Gibbons does better than expected on conservation issues – but still C minus
For the first time this year, the Nevada Conservation League reviewed not only the performance of the Legislature but that of the governor.
Gov. Jim Gibbons, league officials said, did better than expected.
In Congress, Gibbons scored zero on league scorecards in his last two years.
“Based upon this fact, the conservation community did not have high hopes for a Gibbons administration,” according to a league publication. “However, Gov. Gibbons has shown himself to be receptive to conservation issues in his first year on the job.”
Even so, primarily because of his support for coal as fuel, they gave him only a C minus overall.
They cited his creation of the Nevada Climate Change Advisory Committee, which Gibbons has directed to decide how greenhouse gas emissions can be reduced in the state, as a positive act.
League officials pointed out Gibbons signed all the conservation bills which he received from the Legislature except one: The legislation to prevent homeowners’ associations from restricting solar panels or energy efficient window shutters.
They praised his creation of a panel to help find solution to power transmission problems in Nevada.
But the league objected to Gibbons’ continued support for the use of coal, saying he advocated coal to liquids technology in his state of the state speech and continues to support construction of coal-fired power plants in Nevada.
Coal, they said, is the nation’s biggest contributor to carbon dioxide emissions.
The governor’s record, they wrote, “has been a mixed bag.”

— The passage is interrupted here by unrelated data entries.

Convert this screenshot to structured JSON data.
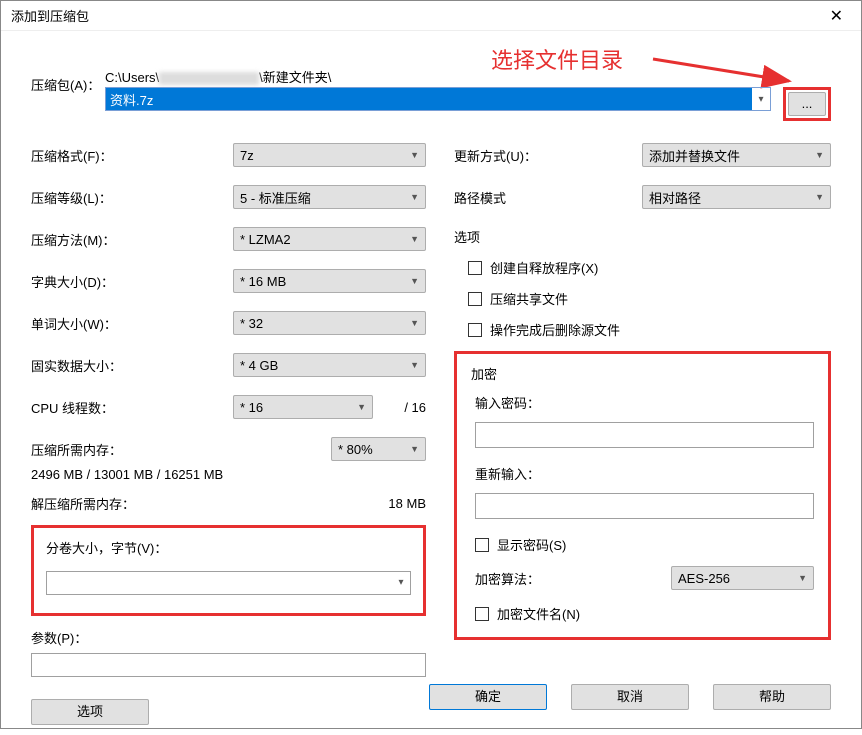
{
  "window_title": "添加到压缩包",
  "annotation": "选择文件目录",
  "archive": {
    "label": "压缩包(A)：",
    "path_prefix": "C:\\Users\\",
    "path_suffix": "\\新建文件夹\\",
    "value": "资料.7z",
    "browse": "..."
  },
  "left": {
    "format_label": "压缩格式(F)：",
    "format_value": "7z",
    "level_label": "压缩等级(L)：",
    "level_value": "5 - 标准压缩",
    "method_label": "压缩方法(M)：",
    "method_value": "* LZMA2",
    "dict_label": "字典大小(D)：",
    "dict_value": "* 16 MB",
    "word_label": "单词大小(W)：",
    "word_value": "* 32",
    "solid_label": "固实数据大小：",
    "solid_value": "* 4 GB",
    "threads_label": "CPU 线程数：",
    "threads_value": "* 16",
    "threads_max": "/ 16",
    "mem_compress_label": "压缩所需内存：",
    "mem_compress_combo": "* 80%",
    "mem_compress_value": "2496 MB / 13001 MB / 16251 MB",
    "mem_decompress_label": "解压缩所需内存：",
    "mem_decompress_value": "18 MB",
    "volume_label": "分卷大小，字节(V)：",
    "param_label": "参数(P)：",
    "options_btn": "选项"
  },
  "right": {
    "update_label": "更新方式(U)：",
    "update_value": "添加并替换文件",
    "pathmode_label": "路径模式",
    "pathmode_value": "相对路径",
    "options_group": "选项",
    "sfx_label": "创建自释放程序(X)",
    "shared_label": "压缩共享文件",
    "delete_label": "操作完成后删除源文件",
    "encryption": {
      "group": "加密",
      "enter_label": "输入密码：",
      "reenter_label": "重新输入：",
      "show_label": "显示密码(S)",
      "method_label": "加密算法：",
      "method_value": "AES-256",
      "names_label": "加密文件名(N)"
    }
  },
  "buttons": {
    "ok": "确定",
    "cancel": "取消",
    "help": "帮助"
  }
}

“He seems to genuinely be interested in promoting and developing Nevada’s vast renewable energy resources and wants to see Nevada become an exporter of clean power.
“However, he contradicts this stance when he supports the further use of coal.”

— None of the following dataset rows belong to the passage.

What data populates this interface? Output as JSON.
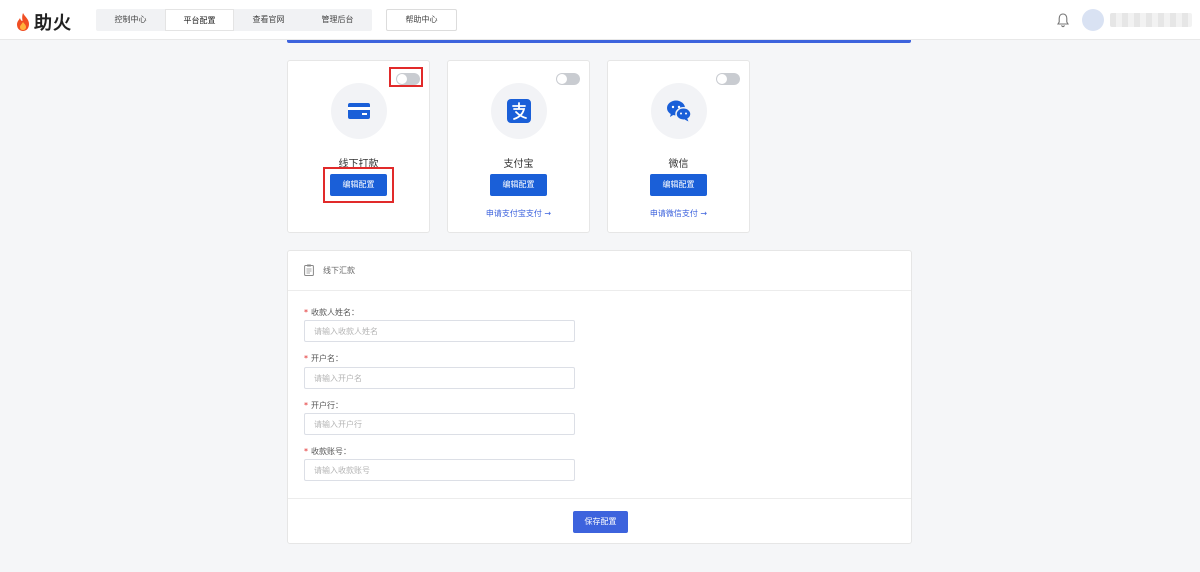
{
  "header": {
    "logo_text": "助火",
    "nav": [
      "控制中心",
      "平台配置",
      "查看官网",
      "管理后台"
    ],
    "help_label": "帮助中心"
  },
  "cards": [
    {
      "title": "线下打款",
      "edit_label": "编辑配置",
      "link": "",
      "enabled": false
    },
    {
      "title": "支付宝",
      "edit_label": "编辑配置",
      "link": "申请支付宝支付 →",
      "enabled": false
    },
    {
      "title": "微信",
      "edit_label": "编辑配置",
      "link": "申请微信支付 →",
      "enabled": false
    }
  ],
  "form": {
    "title": "线下汇款",
    "fields": [
      {
        "label": "收款人姓名：",
        "placeholder": "请输入收款人姓名"
      },
      {
        "label": "开户名：",
        "placeholder": "请输入开户名"
      },
      {
        "label": "开户行：",
        "placeholder": "请输入开户行"
      },
      {
        "label": "收款账号：",
        "placeholder": "请输入收款账号"
      }
    ],
    "required_mark": "*",
    "save_label": "保存配置"
  },
  "colors": {
    "primary": "#1a5fd8",
    "accent": "#3d63dd",
    "highlight": "#e12a2a"
  }
}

The final answer, they wrote, will depend on how he handles important conservation issues facing the state in the rest of his time in office.
• Contact reporter Geoff Dornan at firstname.lastname@example.org or 687-8750.